DIRECTIONS FOR THIS TASK: Verbatim copy without images: return all of the data as it stands.

DATA SHOWN:
★ ★ ★ ★
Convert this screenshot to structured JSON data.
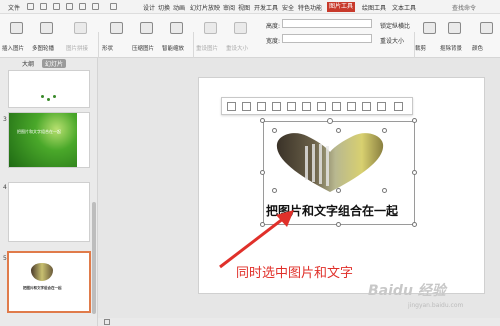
{
  "menubar": {
    "file": "文件",
    "tabs": [
      "设计",
      "切换",
      "动画",
      "幻灯片放映",
      "审阅",
      "视图",
      "开发工具",
      "安全",
      "特色功能",
      "图片工具",
      "绘图工具",
      "文本工具"
    ],
    "active_tab": "图片工具",
    "search": "查找命令"
  },
  "ribbon": {
    "insert_picture": "插入图片",
    "multi_picture": "多图轮播",
    "picture_stitch": "图片拼接",
    "shape": "形状",
    "compress": "压缩图片",
    "smart_zoom": "智能缩放",
    "reset_picture": "重设图片",
    "reset_size": "重设大小",
    "height_label": "高度:",
    "width_label": "宽度:",
    "lock_ratio": "锁定纵横比",
    "reset_size_small": "重设大小",
    "crop": "裁剪",
    "matting": "抠除背景",
    "color": "颜色"
  },
  "left_panel": {
    "tab_outline": "大纲",
    "tab_slides": "幻灯片",
    "slide_numbers": [
      "3",
      "4",
      "5"
    ],
    "slide3_text": "把图片和文字组合在一起",
    "slide5_text": "把图片和文字组合在一起"
  },
  "slide": {
    "caption": "把图片和文字组合在一起"
  },
  "annotation": "同时选中图片和文字",
  "watermark": {
    "logo": "Baidu 经验",
    "url": "jingyan.baidu.com"
  },
  "colors": {
    "accent": "#c83a2b",
    "selected_border": "#e07b4a",
    "annotation": "#e0302a"
  }
}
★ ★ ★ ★
OUTPUT FOR THIS EXERCISE:
Convert this screenshot to structured JSON data.
{
  "menubar": {
    "file": "文件",
    "tabs": [
      "设计",
      "切换",
      "动画",
      "幻灯片放映",
      "审阅",
      "视图",
      "开发工具",
      "安全",
      "特色功能",
      "图片工具",
      "绘图工具",
      "文本工具"
    ],
    "active_tab": "图片工具",
    "search": "查找命令"
  },
  "ribbon": {
    "insert_picture": "插入图片",
    "multi_picture": "多图轮播",
    "picture_stitch": "图片拼接",
    "shape": "形状",
    "compress": "压缩图片",
    "smart_zoom": "智能缩放",
    "reset_picture": "重设图片",
    "reset_size": "重设大小",
    "height_label": "高度:",
    "width_label": "宽度:",
    "lock_ratio": "锁定纵横比",
    "reset_size_small": "重设大小",
    "crop": "裁剪",
    "matting": "抠除背景",
    "color": "颜色"
  },
  "left_panel": {
    "tab_outline": "大纲",
    "tab_slides": "幻灯片",
    "slide_numbers": [
      "3",
      "4",
      "5"
    ],
    "slide3_text": "把图片和文字组合在一起",
    "slide5_text": "把图片和文字组合在一起"
  },
  "slide": {
    "caption": "把图片和文字组合在一起"
  },
  "annotation": "同时选中图片和文字",
  "watermark": {
    "logo": "Baidu 经验",
    "url": "jingyan.baidu.com"
  },
  "colors": {
    "accent": "#c83a2b",
    "selected_border": "#e07b4a",
    "annotation": "#e0302a"
  }
}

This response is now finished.